Brief:
Give back each entry word for word, but drop the images.

··· Information given

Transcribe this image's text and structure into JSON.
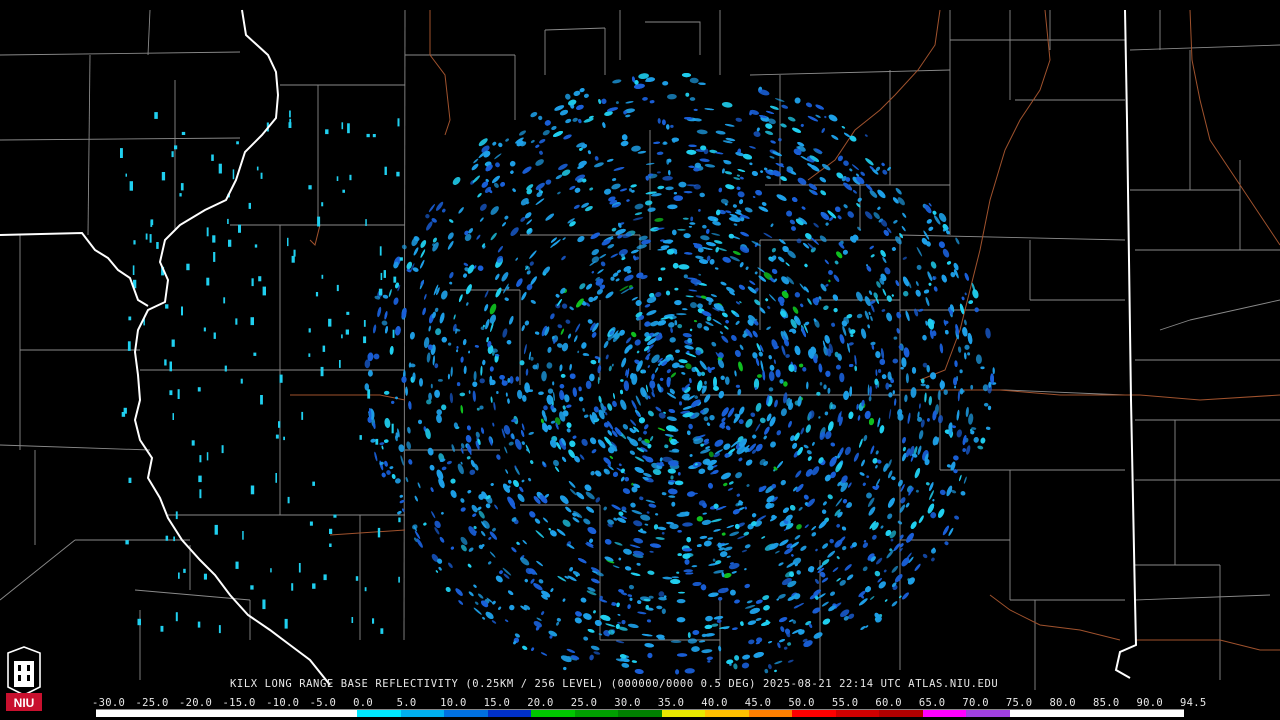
{
  "caption": "KILX LONG RANGE BASE REFLECTIVITY (0.25KM / 256 LEVEL) (000000/0000 0.5 DEG) 2025-08-21 22:14 UTC  ATLAS.NIU.EDU",
  "logo_text": "NIU",
  "colorbar": {
    "labels": [
      "-30.0",
      "-25.0",
      "-20.0",
      "-15.0",
      "-10.0",
      "-5.0",
      "0.0",
      "5.0",
      "10.0",
      "15.0",
      "20.0",
      "25.0",
      "30.0",
      "35.0",
      "40.0",
      "45.0",
      "50.0",
      "55.0",
      "60.0",
      "65.0",
      "70.0",
      "75.0",
      "80.0",
      "85.0",
      "90.0",
      "94.5"
    ],
    "colors": [
      "#ffffff",
      "#ffffff",
      "#ffffff",
      "#ffffff",
      "#ffffff",
      "#ffffff",
      "#00e8ff",
      "#00b0f0",
      "#0070e0",
      "#0030c8",
      "#00c800",
      "#00a000",
      "#008000",
      "#e8e800",
      "#ffc000",
      "#ff8000",
      "#ff0000",
      "#d00000",
      "#b00000",
      "#ff00ff",
      "#a040e0",
      "#ffffff",
      "#ffffff",
      "#ffffff",
      "#ffffff"
    ]
  },
  "colors": {
    "background": "#000000",
    "county_lines": "#8a8a8a",
    "state_lines": "#ffffff",
    "highways": "#a0522d",
    "echo_light": "#1ea0e8",
    "echo_medium": "#1a5fd8",
    "echo_cyan": "#20d0f0",
    "echo_green": "#10c020"
  }
}
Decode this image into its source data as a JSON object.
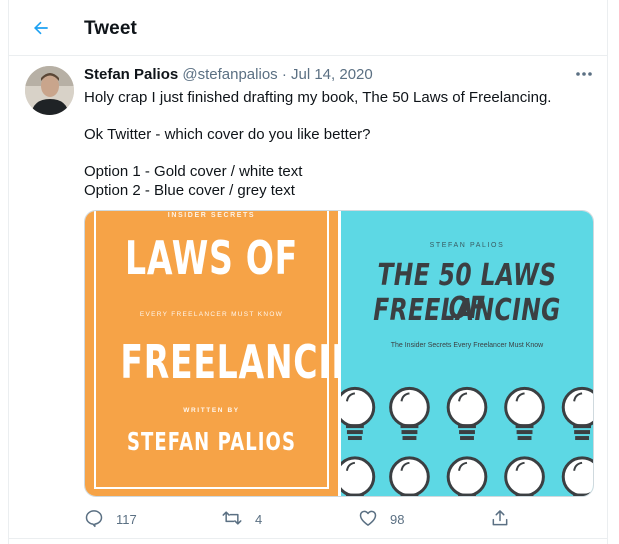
{
  "header": {
    "title": "Tweet"
  },
  "tweet": {
    "author_name": "Stefan Palios",
    "author_handle": "@stefanpalios",
    "separator": "·",
    "date": "Jul 14, 2020",
    "lines": [
      "Holy crap I just finished drafting my book, The 50 Laws of Freelancing.",
      "Ok Twitter - which cover do you like better?",
      "Option 1 - Gold cover / white text",
      "Option 2 - Blue cover / grey text"
    ]
  },
  "cover_a": {
    "top_text": "INSIDER SECRETS",
    "title_line1": "LAWS OF",
    "subtitle": "EVERY FREELANCER MUST KNOW",
    "title_line2": "FREELANCING",
    "written_by": "WRITTEN BY",
    "author": "STEFAN PALIOS",
    "color": "#f6a347"
  },
  "cover_b": {
    "author": "STEFAN PALIOS",
    "title_line1": "THE 50 LAWS OF",
    "title_line2": "FREELANCING",
    "subtitle": "The Insider Secrets Every Freelancer Must Know",
    "color": "#5dd8e4"
  },
  "actions": {
    "replies": "117",
    "retweets": "4",
    "likes": "98"
  },
  "colors": {
    "accent": "#1da1f2",
    "muted": "#5b7083"
  },
  "icons": [
    "back-arrow-icon",
    "more-icon",
    "reply-icon",
    "retweet-icon",
    "like-icon",
    "share-icon",
    "lightbulb-icon"
  ]
}
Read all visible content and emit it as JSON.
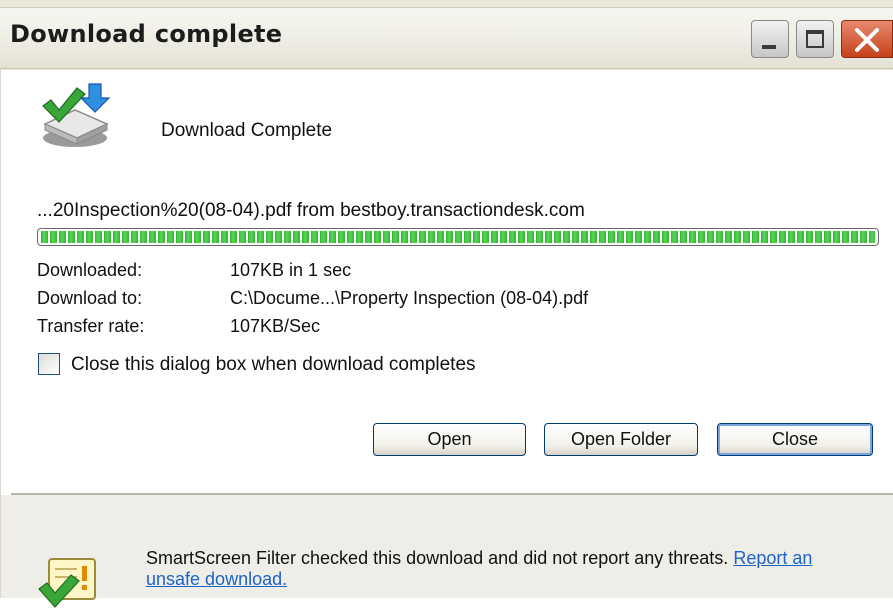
{
  "window": {
    "title": "Download complete",
    "controls": {
      "minimize": "minimize-icon",
      "maximize": "maximize-icon",
      "close": "close-icon"
    }
  },
  "header": {
    "icon": "download-complete-icon",
    "heading": "Download Complete"
  },
  "file": {
    "description": "...20Inspection%20(08-04).pdf from bestboy.transactiondesk.com"
  },
  "progress": {
    "percent": 100,
    "color": "#2fb62f"
  },
  "details": [
    {
      "label": "Downloaded:",
      "value": "107KB in 1 sec"
    },
    {
      "label": "Download to:",
      "value": "C:\\Docume...\\Property Inspection (08-04).pdf"
    },
    {
      "label": "Transfer rate:",
      "value": "107KB/Sec"
    }
  ],
  "options": {
    "close_when_complete": {
      "label": "Close this dialog box when download completes",
      "checked": false
    }
  },
  "buttons": {
    "open": "Open",
    "open_folder": "Open Folder",
    "close": "Close"
  },
  "smartscreen": {
    "icon": "smartscreen-check-icon",
    "text": "SmartScreen Filter checked this download and did not report any threats.",
    "link": "Report an unsafe download."
  }
}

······

Exercise response:
Transcribe this image's text and structure into JSON.
{
  "caption": "KILX LONG RANGE BASE REFLECTIVITY (0.25KM / 256 LEVEL) (000000/0000 0.5 DEG) 2025-08-21 22:14 UTC  ATLAS.NIU.EDU",
  "logo_text": "NIU",
  "colorbar": {
    "labels": [
      "-30.0",
      "-25.0",
      "-20.0",
      "-15.0",
      "-10.0",
      "-5.0",
      "0.0",
      "5.0",
      "10.0",
      "15.0",
      "20.0",
      "25.0",
      "30.0",
      "35.0",
      "40.0",
      "45.0",
      "50.0",
      "55.0",
      "60.0",
      "65.0",
      "70.0",
      "75.0",
      "80.0",
      "85.0",
      "90.0",
      "94.5"
    ],
    "colors": [
      "#ffffff",
      "#ffffff",
      "#ffffff",
      "#ffffff",
      "#ffffff",
      "#ffffff",
      "#00e8ff",
      "#00b0f0",
      "#0070e0",
      "#0030c8",
      "#00c800",
      "#00a000",
      "#008000",
      "#e8e800",
      "#ffc000",
      "#ff8000",
      "#ff0000",
      "#d00000",
      "#b00000",
      "#ff00ff",
      "#a040e0",
      "#ffffff",
      "#ffffff",
      "#ffffff",
      "#ffffff"
    ]
  },
  "colors": {
    "background": "#000000",
    "county_lines": "#8a8a8a",
    "state_lines": "#ffffff",
    "highways": "#a0522d",
    "echo_light": "#1ea0e8",
    "echo_medium": "#1a5fd8",
    "echo_cyan": "#20d0f0",
    "echo_green": "#10c020"
  }
}
Decode this image into its source data as a JSON object.
{
  "header": {
    "title": "Tweet"
  },
  "tweet": {
    "author_name": "Stefan Palios",
    "author_handle": "@stefanpalios",
    "separator": "·",
    "date": "Jul 14, 2020",
    "lines": [
      "Holy crap I just finished drafting my book, The 50 Laws of Freelancing.",
      "Ok Twitter - which cover do you like better?",
      "Option 1 - Gold cover / white text",
      "Option 2 - Blue cover / grey text"
    ]
  },
  "cover_a": {
    "top_text": "INSIDER SECRETS",
    "title_line1": "LAWS OF",
    "subtitle": "EVERY FREELANCER MUST KNOW",
    "title_line2": "FREELANCING",
    "written_by": "WRITTEN BY",
    "author": "STEFAN PALIOS",
    "color": "#f6a347"
  },
  "cover_b": {
    "author": "STEFAN PALIOS",
    "title_line1": "THE 50 LAWS OF",
    "title_line2": "FREELANCING",
    "subtitle": "The Insider Secrets Every Freelancer Must Know",
    "color": "#5dd8e4"
  },
  "actions": {
    "replies": "117",
    "retweets": "4",
    "likes": "98"
  },
  "colors": {
    "accent": "#1da1f2",
    "muted": "#5b7083"
  },
  "icons": [
    "back-arrow-icon",
    "more-icon",
    "reply-icon",
    "retweet-icon",
    "like-icon",
    "share-icon",
    "lightbulb-icon"
  ]
}
Read all visible content and emit it as JSON.
{
  "window": {
    "title": "Download complete",
    "controls": {
      "minimize": "minimize-icon",
      "maximize": "maximize-icon",
      "close": "close-icon"
    }
  },
  "header": {
    "icon": "download-complete-icon",
    "heading": "Download Complete"
  },
  "file": {
    "description": "...20Inspection%20(08-04).pdf from bestboy.transactiondesk.com"
  },
  "progress": {
    "percent": 100,
    "color": "#2fb62f"
  },
  "details": [
    {
      "label": "Downloaded:",
      "value": "107KB in 1 sec"
    },
    {
      "label": "Download to:",
      "value": "C:\\Docume...\\Property Inspection (08-04).pdf"
    },
    {
      "label": "Transfer rate:",
      "value": "107KB/Sec"
    }
  ],
  "options": {
    "close_when_complete": {
      "label": "Close this dialog box when download completes",
      "checked": false
    }
  },
  "buttons": {
    "open": "Open",
    "open_folder": "Open Folder",
    "close": "Close"
  },
  "smartscreen": {
    "icon": "smartscreen-check-icon",
    "text": "SmartScreen Filter checked this download and did not report any threats.",
    "link": "Report an unsafe download."
  }
}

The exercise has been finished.